Changing Management Structures
Wednesday, Aug. 10, 8-9: 30 a.m.
Healthcare organizations need managers who will adapt their strategic thinking in order to form networks and alliances, says an expert in executive training.
Those executives who insist on autonomy with job security will be left behind, said Herbert Wong, president of Quantum Solutions, Austin, Texas.
In the past, managers would lead with a procedure-based management strategy and a traditional competitive model of marketing. Mr. Wong said executives now must lead management-structured organizations, with emphasis on controlling costs rather than increasing revenues or filling beds.
Mr. Wong, a former corporate vice president of American Medical International who specialized in clinical and quality services, will discuss the expanding discipline of management styles within an integrated healthcare system.
Managers must be able to function in healthcare settings other than acute care-for example, long-term care, home care, health plans and provider networks.
This may be more difficult than it sounds, he said. Healthcare executives may have to abandon their job security to adapt to a new management style influenced by team culture and flexibility. Executives, he said, must constantly consider how they can fundamentally invest in a manager's ability to think differently, and what kind of organizational structure will optimize well care instead of sick care.
Quantum Solutions, founded in 1991, consults and trains executives to coordinate management-style changes with shifts in the industry. The company uses virtual reality to allow executives to test decisions in simulated situations. Executives then are able to make better decisions within their organizations.
The firm's clients include Columbia/HCA Healthcare Corp., IBM, Johnson & Johnson and Electronic Data Systems.
Mr. Wong said managers must compete in a more complex environment, applying flexibility to their organizations-both vertically and horizontally integrated. "Organizations must teach the sophistication of both structures," he said.
In the future, because every hospital will be part of a comprehensive integrated delivery system, efficient links with each network component and hospital department will be crucial, he said. "Data-driven information teams with cross-disciplined principles will be the big decisionmakers," Mr. Wong said. "Each facility must determine a way to make information systems fit (its) needs."

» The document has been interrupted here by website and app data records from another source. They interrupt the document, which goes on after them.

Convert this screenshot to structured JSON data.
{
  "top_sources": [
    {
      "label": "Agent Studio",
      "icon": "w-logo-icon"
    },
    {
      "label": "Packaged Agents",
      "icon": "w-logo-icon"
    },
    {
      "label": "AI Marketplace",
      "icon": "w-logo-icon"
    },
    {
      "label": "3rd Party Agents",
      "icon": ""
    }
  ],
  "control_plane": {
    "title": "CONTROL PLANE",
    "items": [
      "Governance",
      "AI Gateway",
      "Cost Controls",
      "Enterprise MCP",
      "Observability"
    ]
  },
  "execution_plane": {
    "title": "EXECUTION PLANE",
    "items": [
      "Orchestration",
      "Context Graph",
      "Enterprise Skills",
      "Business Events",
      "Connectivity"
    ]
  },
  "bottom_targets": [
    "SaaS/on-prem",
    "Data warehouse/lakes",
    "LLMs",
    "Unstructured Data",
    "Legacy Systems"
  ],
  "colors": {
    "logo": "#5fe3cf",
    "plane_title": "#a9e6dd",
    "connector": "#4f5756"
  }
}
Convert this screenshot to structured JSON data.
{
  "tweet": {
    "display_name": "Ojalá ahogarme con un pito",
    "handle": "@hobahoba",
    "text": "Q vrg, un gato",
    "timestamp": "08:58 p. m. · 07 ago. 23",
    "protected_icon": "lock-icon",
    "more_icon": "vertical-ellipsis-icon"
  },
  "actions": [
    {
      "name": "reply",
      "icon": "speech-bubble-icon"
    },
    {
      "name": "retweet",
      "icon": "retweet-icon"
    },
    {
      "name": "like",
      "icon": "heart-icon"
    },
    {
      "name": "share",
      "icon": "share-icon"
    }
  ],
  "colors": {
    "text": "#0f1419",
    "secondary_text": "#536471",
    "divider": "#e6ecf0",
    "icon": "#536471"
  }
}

The healthcare industry is beginning to learn from similar industries that have undergone tremendous change. Some Fortune 500 computer companies, for example, spend top dollar to train and re-train executives.
"The healthcare industry is finally catching up, although human-resources development and training are still somewhat behind," Mr. Wong said.
He encourages a healthy, cohesive work environment for executives. "The friendly organization will be a more comfortable place to manage," he said.
However, he warns that executives who become too comfortable with traditional management models will fail in establishing integrated delivery systems.